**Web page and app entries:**
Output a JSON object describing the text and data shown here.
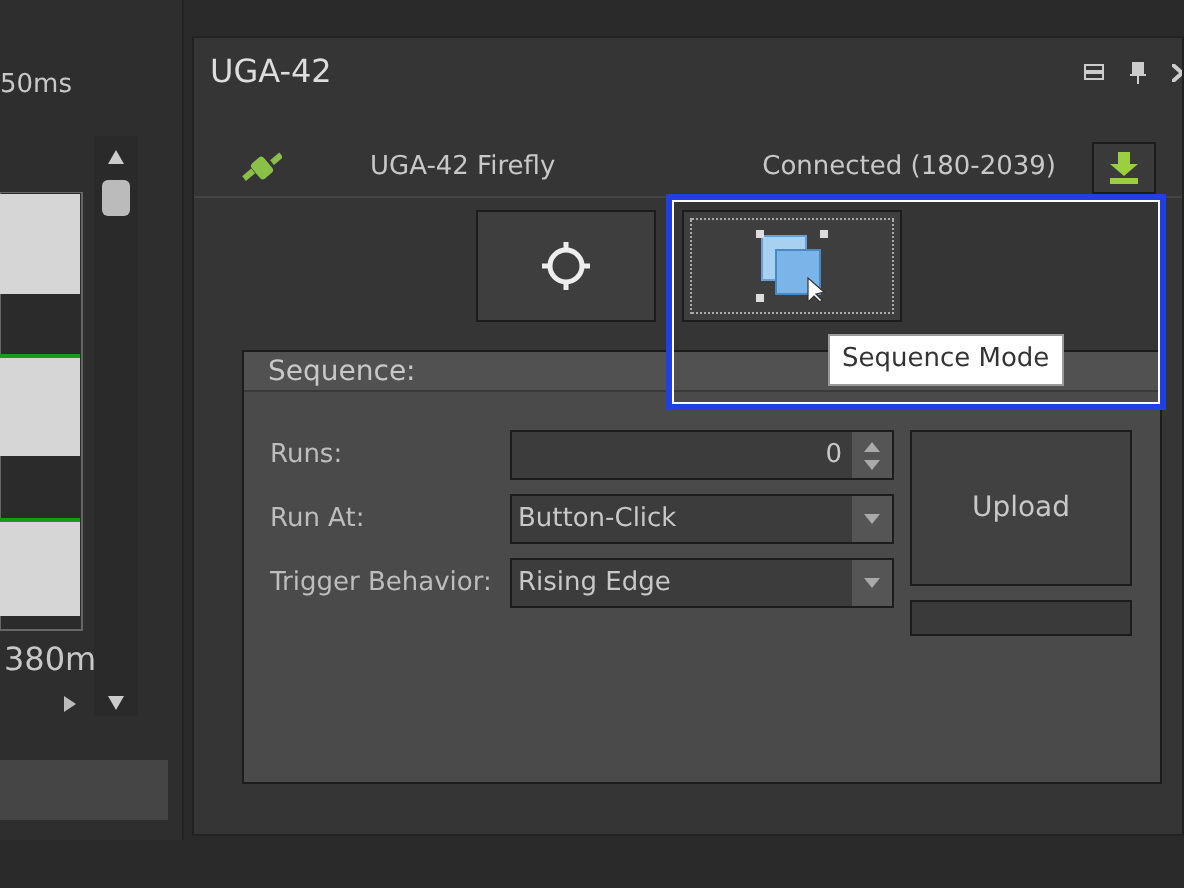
{
  "left_panel": {
    "time_top": "50ms",
    "time_bottom": "380m"
  },
  "device_panel": {
    "title": "UGA-42",
    "device_name": "UGA-42 Firefly",
    "status": "Connected (180-2039)",
    "tool_buttons": [
      {
        "kind": "locate",
        "focused": false
      },
      {
        "kind": "sequence",
        "focused": true
      }
    ],
    "tooltip": "Sequence Mode",
    "sequence": {
      "title": "Sequence:",
      "fields": [
        {
          "label": "Runs:",
          "kind": "spinner",
          "value": "0"
        },
        {
          "label": "Run At:",
          "kind": "dropdown",
          "value": "Button-Click"
        },
        {
          "label": "Trigger Behavior:",
          "kind": "dropdown",
          "value": "Rising Edge"
        }
      ],
      "upload": "Upload",
      "progress": {
        "level": 0
      }
    }
  }
}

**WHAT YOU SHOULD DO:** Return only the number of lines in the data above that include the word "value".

**EXERCISE OUTPUT:** 3